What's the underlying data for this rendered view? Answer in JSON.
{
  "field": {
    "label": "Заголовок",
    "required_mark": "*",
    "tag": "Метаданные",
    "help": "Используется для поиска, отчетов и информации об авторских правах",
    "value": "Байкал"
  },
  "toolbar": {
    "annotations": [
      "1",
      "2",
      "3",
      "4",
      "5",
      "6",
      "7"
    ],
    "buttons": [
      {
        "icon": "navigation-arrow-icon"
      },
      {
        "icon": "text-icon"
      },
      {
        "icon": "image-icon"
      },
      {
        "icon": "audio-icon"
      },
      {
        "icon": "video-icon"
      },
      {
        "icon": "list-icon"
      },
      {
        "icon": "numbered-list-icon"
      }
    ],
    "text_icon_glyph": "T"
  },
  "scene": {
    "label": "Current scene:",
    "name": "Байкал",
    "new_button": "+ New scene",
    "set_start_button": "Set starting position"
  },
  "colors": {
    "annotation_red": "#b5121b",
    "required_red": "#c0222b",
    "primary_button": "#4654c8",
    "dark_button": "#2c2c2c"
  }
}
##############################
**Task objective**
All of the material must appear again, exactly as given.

**Solution to the problem**
What's the underlying data for this rendered view? Answer in JSON.
{
  "field": {
    "label": "Заголовок",
    "required_mark": "*",
    "tag": "Метаданные",
    "help": "Используется для поиска, отчетов и информации об авторских правах",
    "value": "Байкал"
  },
  "toolbar": {
    "annotations": [
      "1",
      "2",
      "3",
      "4",
      "5",
      "6",
      "7"
    ],
    "buttons": [
      {
        "icon": "navigation-arrow-icon"
      },
      {
        "icon": "text-icon"
      },
      {
        "icon": "image-icon"
      },
      {
        "icon": "audio-icon"
      },
      {
        "icon": "video-icon"
      },
      {
        "icon": "list-icon"
      },
      {
        "icon": "numbered-list-icon"
      }
    ],
    "text_icon_glyph": "T"
  },
  "scene": {
    "label": "Current scene:",
    "name": "Байкал",
    "new_button": "+ New scene",
    "set_start_button": "Set starting position"
  },
  "colors": {
    "annotation_red": "#b5121b",
    "required_red": "#c0222b",
    "primary_button": "#4654c8",
    "dark_button": "#2c2c2c"
  }
}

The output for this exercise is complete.